◆ WHAT IS EXPECTED
Would you write out every record that follows exactly, with the pictures left out?

(WORKING DATA Opens)

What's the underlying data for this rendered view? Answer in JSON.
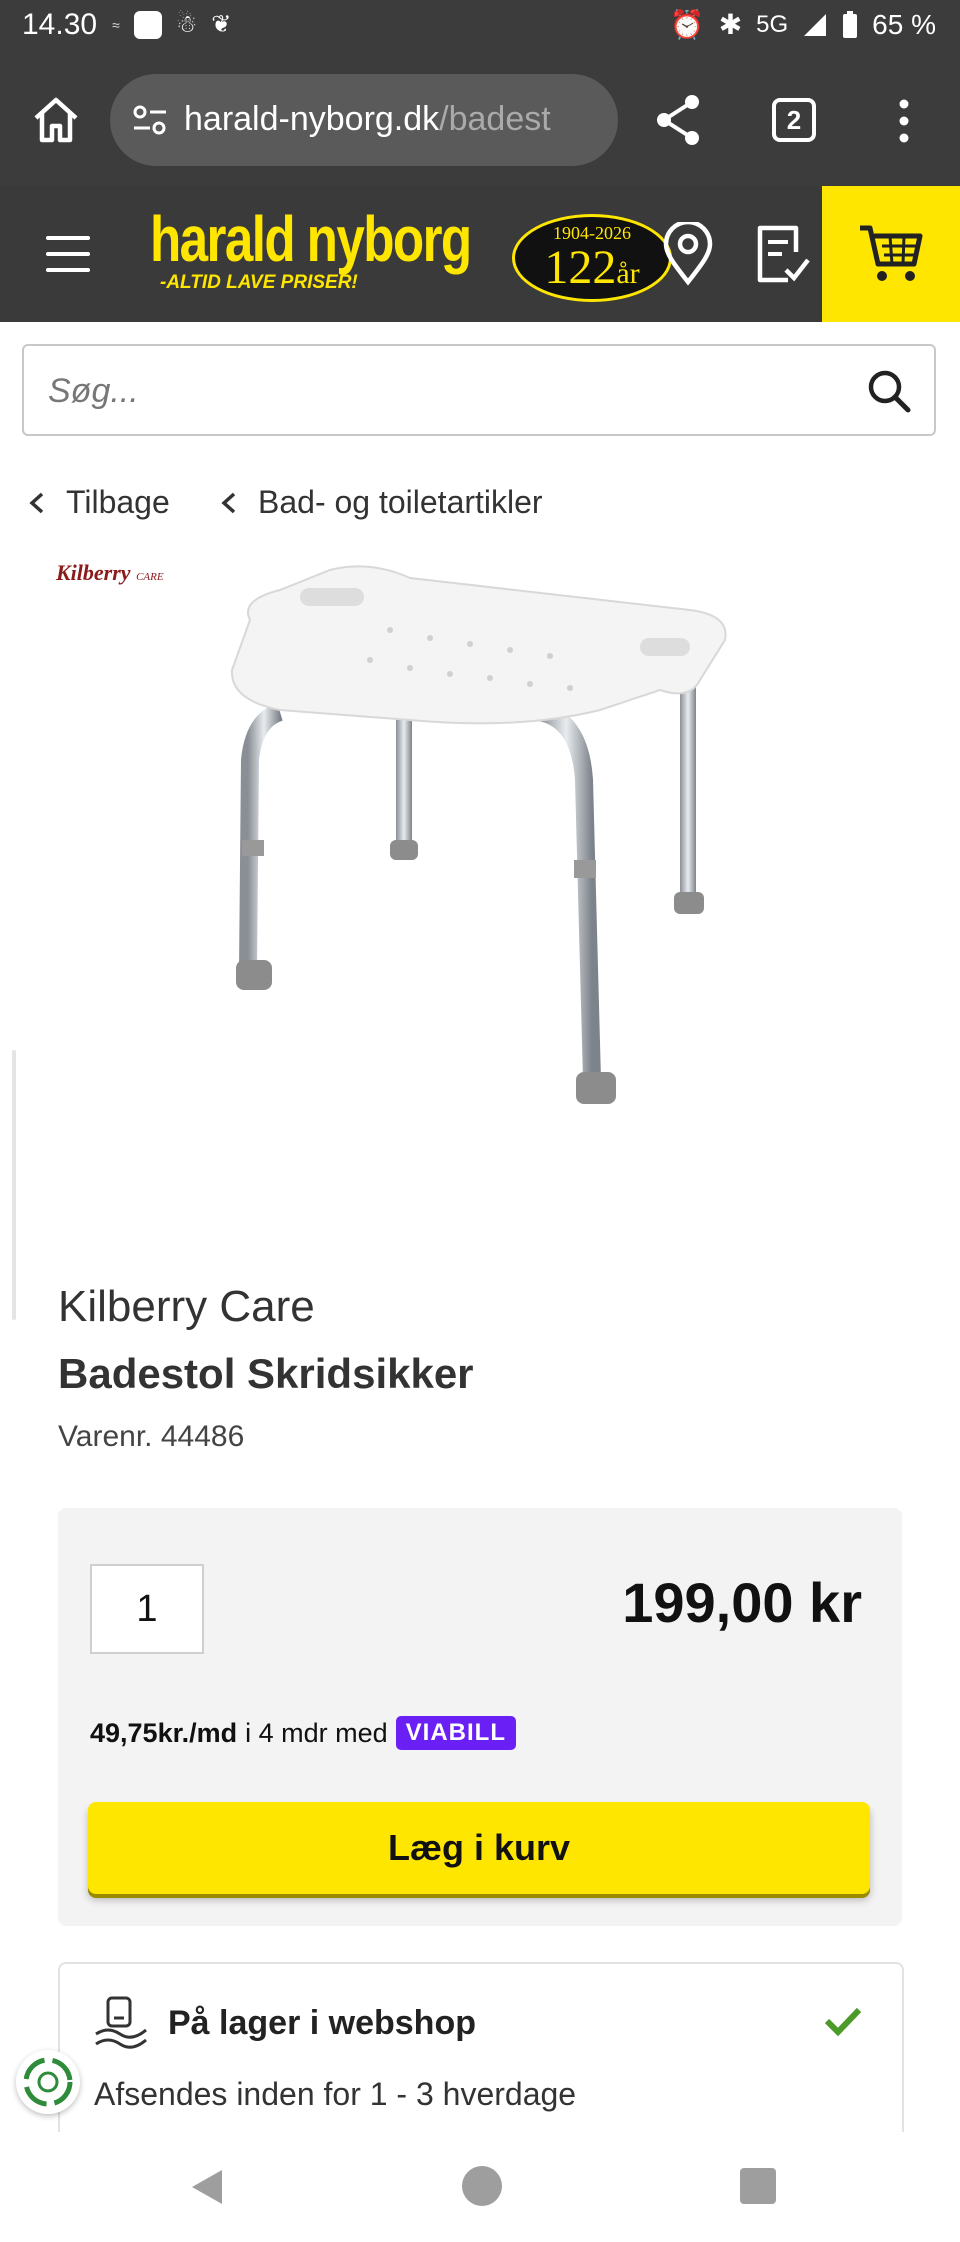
{
  "status_bar": {
    "time": "14.30",
    "network": "5G",
    "battery": "65 %"
  },
  "browser": {
    "url_host": "harald-nyborg.dk",
    "url_path": "/badest",
    "tab_count": "2"
  },
  "header": {
    "logo_name": "harald nyborg",
    "logo_tagline": "-ALTID LAVE PRISER!",
    "anniversary_years": "1904-2026",
    "anniversary_count": "122",
    "anniversary_suffix": "år",
    "accent_color": "#ffe600"
  },
  "search": {
    "placeholder": "Søg..."
  },
  "breadcrumb": {
    "back_label": "Tilbage",
    "category_label": "Bad- og toiletartikler"
  },
  "product": {
    "brand_logo_text": "Kilberry",
    "brand_logo_sub": "CARE",
    "brand": "Kilberry Care",
    "title": "Badestol Skridsikker",
    "sku": "Varenr. 44486"
  },
  "buy": {
    "quantity": "1",
    "price": "199,00 kr",
    "finance_amount": "49,75kr./md",
    "finance_text": "i 4 mdr med",
    "finance_provider": "VIABILL",
    "add_to_cart": "Læg i kurv"
  },
  "stock": {
    "title": "På lager i webshop",
    "subtitle": "Afsendes inden for 1 - 3 hverdage"
  }
}
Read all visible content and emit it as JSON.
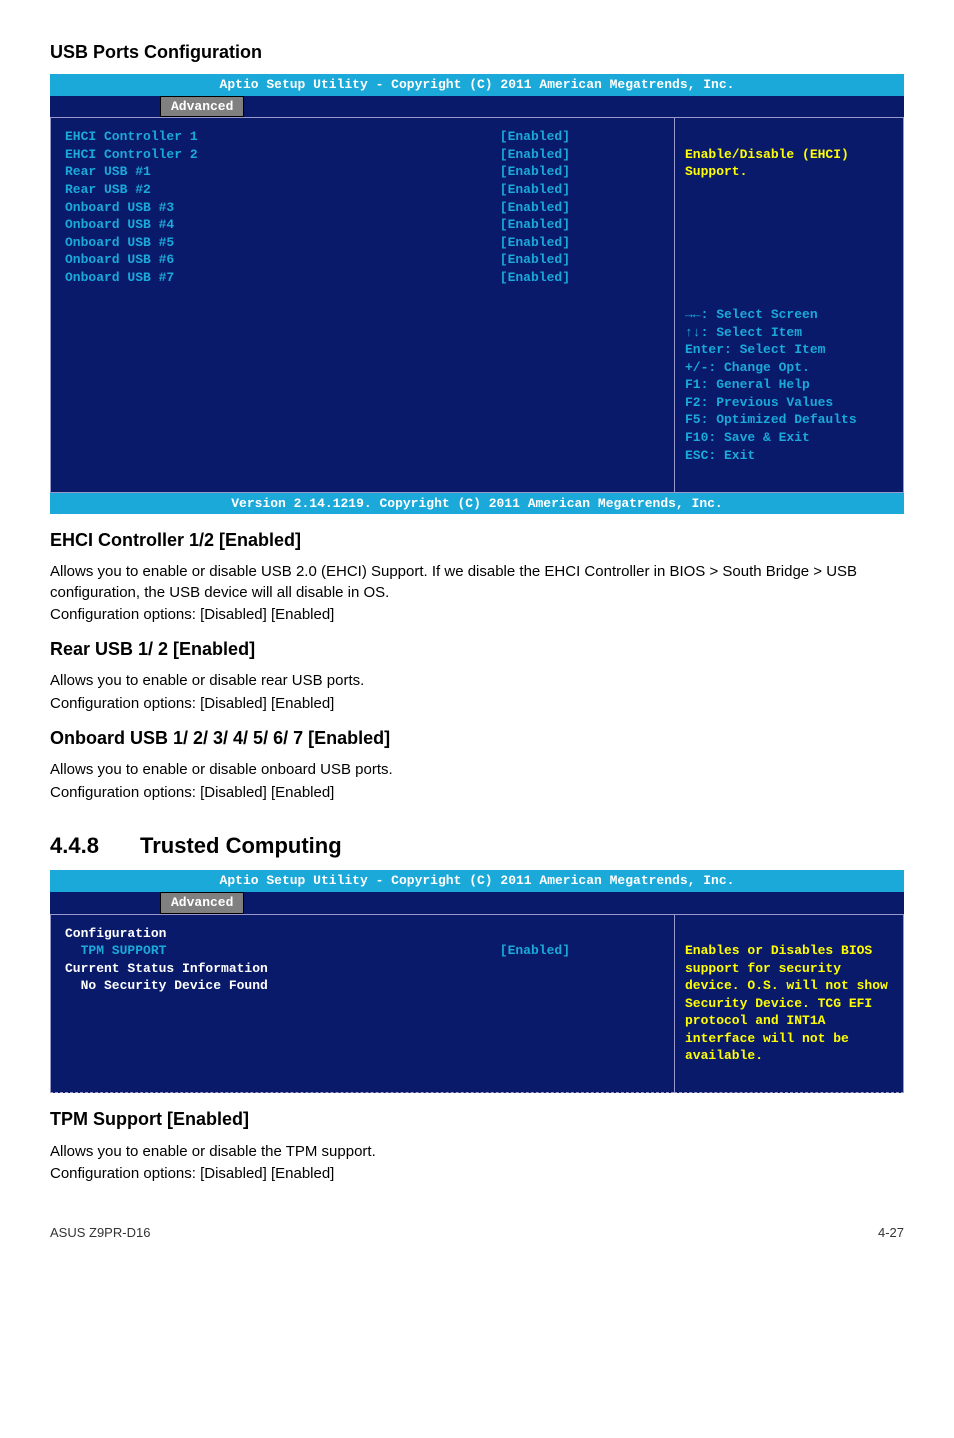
{
  "usb_section": {
    "title": "USB Ports Configuration",
    "bios": {
      "header": "Aptio Setup Utility - Copyright (C) 2011 American Megatrends, Inc.",
      "tab": "Advanced",
      "rows": [
        {
          "label": "EHCI Controller 1",
          "value": "[Enabled]"
        },
        {
          "label": "EHCI Controller 2",
          "value": "[Enabled]"
        },
        {
          "label": "",
          "value": ""
        },
        {
          "label": "",
          "value": ""
        },
        {
          "label": "Rear USB #1",
          "value": "[Enabled]"
        },
        {
          "label": "Rear USB #2",
          "value": "[Enabled]"
        },
        {
          "label": "Onboard USB #3",
          "value": "[Enabled]"
        },
        {
          "label": "Onboard USB #4",
          "value": "[Enabled]"
        },
        {
          "label": "Onboard USB #5",
          "value": "[Enabled]"
        },
        {
          "label": "Onboard USB #6",
          "value": "[Enabled]"
        },
        {
          "label": "Onboard USB #7",
          "value": "[Enabled]"
        }
      ],
      "help": "Enable/Disable (EHCI) Support.",
      "nav": "→←: Select Screen\n↑↓:  Select Item\nEnter: Select Item\n+/-: Change Opt.\nF1: General Help\nF2: Previous Values\nF5: Optimized Defaults\nF10: Save & Exit\nESC: Exit",
      "footer": "Version 2.14.1219. Copyright (C) 2011 American Megatrends, Inc."
    },
    "ehci": {
      "title": "EHCI Controller 1/2 [Enabled]",
      "p1": "Allows you to enable or disable USB 2.0 (EHCI) Support. If we disable the EHCI Controller in BIOS > South Bridge > USB configuration, the USB device will all disable in OS.",
      "p2": "Configuration options: [Disabled] [Enabled]"
    },
    "rear": {
      "title": "Rear USB 1/ 2 [Enabled]",
      "p1": "Allows you to enable or disable rear USB ports.",
      "p2": "Configuration options: [Disabled] [Enabled]"
    },
    "onboard": {
      "title": "Onboard USB 1/ 2/ 3/ 4/ 5/ 6/ 7 [Enabled]",
      "p1": "Allows you to enable or disable onboard USB ports.",
      "p2": "Configuration options: [Disabled] [Enabled]"
    }
  },
  "trusted": {
    "number": "4.4.8",
    "title": "Trusted Computing",
    "bios": {
      "header": "Aptio Setup Utility - Copyright (C) 2011 American Megatrends, Inc.",
      "tab": "Advanced",
      "rows": [
        {
          "label": "Configuration",
          "value": ""
        },
        {
          "label": "  TPM SUPPORT",
          "value": "[Enabled]"
        },
        {
          "label": "",
          "value": ""
        },
        {
          "label": "Current Status Information",
          "value": ""
        },
        {
          "label": "  No Security Device Found",
          "value": ""
        }
      ],
      "help": "Enables or Disables BIOS support for security device. O.S. will not show Security Device. TCG EFI protocol and INT1A interface will not be available."
    },
    "tpm": {
      "title": "TPM Support [Enabled]",
      "p1": "Allows you to enable or disable the TPM support.",
      "p2": "Configuration options: [Disabled] [Enabled]"
    }
  },
  "footer": {
    "left": "ASUS Z9PR-D16",
    "right": "4-27"
  }
}
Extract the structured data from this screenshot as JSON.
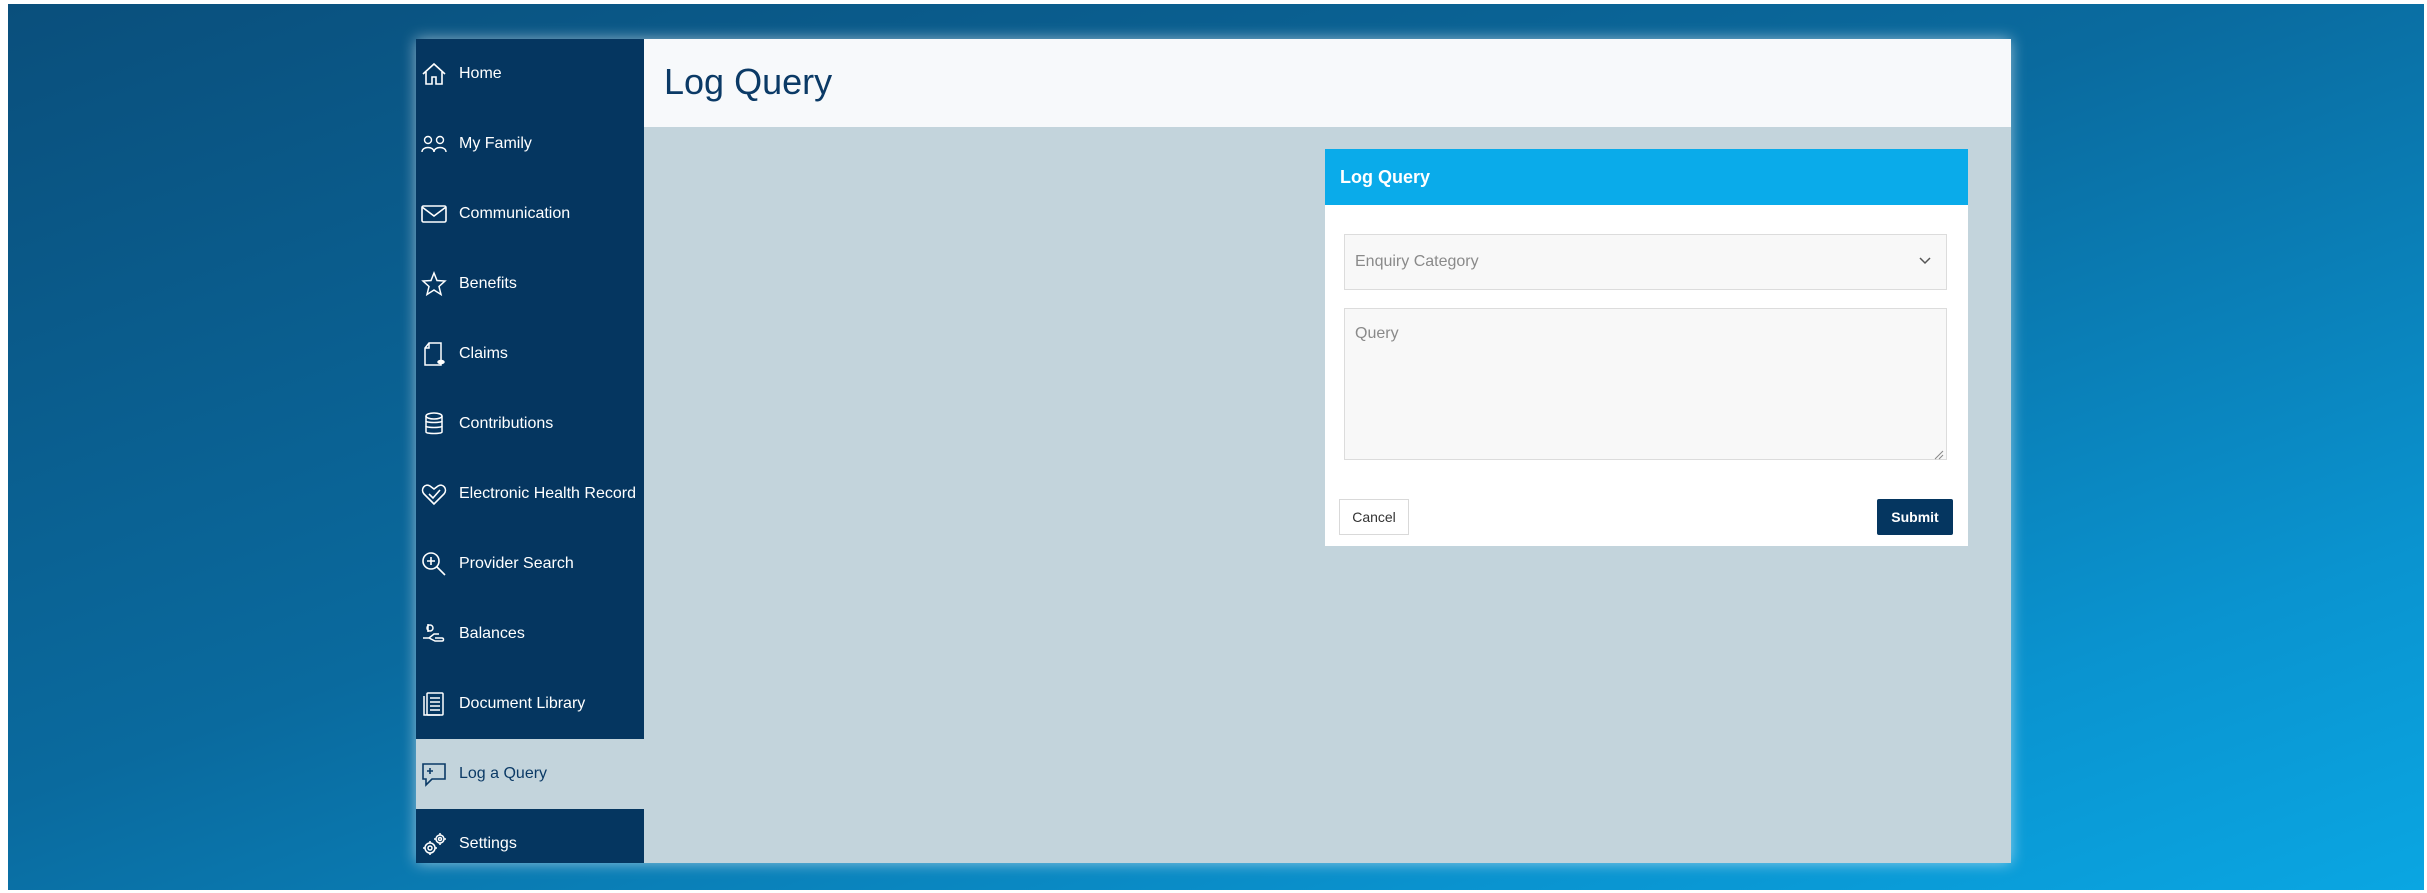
{
  "page": {
    "title": "Log Query"
  },
  "sidebar": {
    "items": [
      {
        "label": "Home",
        "icon": "home-icon"
      },
      {
        "label": "My Family",
        "icon": "family-icon"
      },
      {
        "label": "Communication",
        "icon": "envelope-icon"
      },
      {
        "label": "Benefits",
        "icon": "star-icon"
      },
      {
        "label": "Claims",
        "icon": "claims-document-icon"
      },
      {
        "label": "Contributions",
        "icon": "database-icon"
      },
      {
        "label": "Electronic Health Record",
        "icon": "heart-check-icon"
      },
      {
        "label": "Provider Search",
        "icon": "search-plus-icon"
      },
      {
        "label": "Balances",
        "icon": "hand-coins-icon"
      },
      {
        "label": "Document Library",
        "icon": "documents-icon"
      },
      {
        "label": "Log a Query",
        "icon": "chat-plus-icon",
        "active": true
      },
      {
        "label": "Settings",
        "icon": "gears-icon"
      }
    ]
  },
  "form": {
    "header": "Log Query",
    "category_placeholder": "Enquiry Category",
    "query_placeholder": "Query",
    "cancel_label": "Cancel",
    "submit_label": "Submit"
  },
  "colors": {
    "sidebar_bg": "#053660",
    "content_bg": "#c3d4dc",
    "panel_header": "#0aabea",
    "submit_bg": "#053660"
  }
}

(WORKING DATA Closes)

◆ ANSWER SECTION
What's the underlying data for this rendered view? Answer in JSON.
{
  "status_bar": {
    "time": "14.30",
    "network": "5G",
    "battery": "65 %"
  },
  "browser": {
    "url_host": "harald-nyborg.dk",
    "url_path": "/badest",
    "tab_count": "2"
  },
  "header": {
    "logo_name": "harald nyborg",
    "logo_tagline": "-ALTID LAVE PRISER!",
    "anniversary_years": "1904-2026",
    "anniversary_count": "122",
    "anniversary_suffix": "år",
    "accent_color": "#ffe600"
  },
  "search": {
    "placeholder": "Søg..."
  },
  "breadcrumb": {
    "back_label": "Tilbage",
    "category_label": "Bad- og toiletartikler"
  },
  "product": {
    "brand_logo_text": "Kilberry",
    "brand_logo_sub": "CARE",
    "brand": "Kilberry Care",
    "title": "Badestol Skridsikker",
    "sku": "Varenr. 44486"
  },
  "buy": {
    "quantity": "1",
    "price": "199,00 kr",
    "finance_amount": "49,75kr./md",
    "finance_text": "i 4 mdr med",
    "finance_provider": "VIABILL",
    "add_to_cart": "Læg i kurv"
  },
  "stock": {
    "title": "På lager i webshop",
    "subtitle": "Afsendes inden for 1 - 3 hverdage"
  }
}
Read all visible content and emit it as JSON.
{
  "usb_section": {
    "title": "USB Ports Configuration",
    "bios": {
      "header": "Aptio Setup Utility - Copyright (C) 2011 American Megatrends, Inc.",
      "tab": "Advanced",
      "rows": [
        {
          "label": "EHCI Controller 1",
          "value": "[Enabled]"
        },
        {
          "label": "EHCI Controller 2",
          "value": "[Enabled]"
        },
        {
          "label": "",
          "value": ""
        },
        {
          "label": "",
          "value": ""
        },
        {
          "label": "Rear USB #1",
          "value": "[Enabled]"
        },
        {
          "label": "Rear USB #2",
          "value": "[Enabled]"
        },
        {
          "label": "Onboard USB #3",
          "value": "[Enabled]"
        },
        {
          "label": "Onboard USB #4",
          "value": "[Enabled]"
        },
        {
          "label": "Onboard USB #5",
          "value": "[Enabled]"
        },
        {
          "label": "Onboard USB #6",
          "value": "[Enabled]"
        },
        {
          "label": "Onboard USB #7",
          "value": "[Enabled]"
        }
      ],
      "help": "Enable/Disable (EHCI) Support.",
      "nav": "→←: Select Screen\n↑↓:  Select Item\nEnter: Select Item\n+/-: Change Opt.\nF1: General Help\nF2: Previous Values\nF5: Optimized Defaults\nF10: Save & Exit\nESC: Exit",
      "footer": "Version 2.14.1219. Copyright (C) 2011 American Megatrends, Inc."
    },
    "ehci": {
      "title": "EHCI Controller 1/2 [Enabled]",
      "p1": "Allows you to enable or disable USB 2.0 (EHCI) Support. If we disable the EHCI Controller in BIOS > South Bridge > USB configuration, the USB device will all disable in OS.",
      "p2": "Configuration options: [Disabled] [Enabled]"
    },
    "rear": {
      "title": "Rear USB 1/ 2 [Enabled]",
      "p1": "Allows you to enable or disable rear USB ports.",
      "p2": "Configuration options: [Disabled] [Enabled]"
    },
    "onboard": {
      "title": "Onboard USB 1/ 2/ 3/ 4/ 5/ 6/ 7 [Enabled]",
      "p1": "Allows you to enable or disable onboard USB ports.",
      "p2": "Configuration options: [Disabled] [Enabled]"
    }
  },
  "trusted": {
    "number": "4.4.8",
    "title": "Trusted Computing",
    "bios": {
      "header": "Aptio Setup Utility - Copyright (C) 2011 American Megatrends, Inc.",
      "tab": "Advanced",
      "rows": [
        {
          "label": "Configuration",
          "value": ""
        },
        {
          "label": "  TPM SUPPORT",
          "value": "[Enabled]"
        },
        {
          "label": "",
          "value": ""
        },
        {
          "label": "Current Status Information",
          "value": ""
        },
        {
          "label": "  No Security Device Found",
          "value": ""
        }
      ],
      "help": "Enables or Disables BIOS support for security device. O.S. will not show Security Device. TCG EFI protocol and INT1A interface will not be available."
    },
    "tpm": {
      "title": "TPM Support [Enabled]",
      "p1": "Allows you to enable or disable the TPM support.",
      "p2": "Configuration options: [Disabled] [Enabled]"
    }
  },
  "footer": {
    "left": "ASUS Z9PR-D16",
    "right": "4-27"
  }
}
Extract the structured data from this screenshot as JSON.
{
  "page": {
    "title": "Log Query"
  },
  "sidebar": {
    "items": [
      {
        "label": "Home",
        "icon": "home-icon"
      },
      {
        "label": "My Family",
        "icon": "family-icon"
      },
      {
        "label": "Communication",
        "icon": "envelope-icon"
      },
      {
        "label": "Benefits",
        "icon": "star-icon"
      },
      {
        "label": "Claims",
        "icon": "claims-document-icon"
      },
      {
        "label": "Contributions",
        "icon": "database-icon"
      },
      {
        "label": "Electronic Health Record",
        "icon": "heart-check-icon"
      },
      {
        "label": "Provider Search",
        "icon": "search-plus-icon"
      },
      {
        "label": "Balances",
        "icon": "hand-coins-icon"
      },
      {
        "label": "Document Library",
        "icon": "documents-icon"
      },
      {
        "label": "Log a Query",
        "icon": "chat-plus-icon",
        "active": true
      },
      {
        "label": "Settings",
        "icon": "gears-icon"
      }
    ]
  },
  "form": {
    "header": "Log Query",
    "category_placeholder": "Enquiry Category",
    "query_placeholder": "Query",
    "cancel_label": "Cancel",
    "submit_label": "Submit"
  },
  "colors": {
    "sidebar_bg": "#053660",
    "content_bg": "#c3d4dc",
    "panel_header": "#0aabea",
    "submit_bg": "#053660"
  }
}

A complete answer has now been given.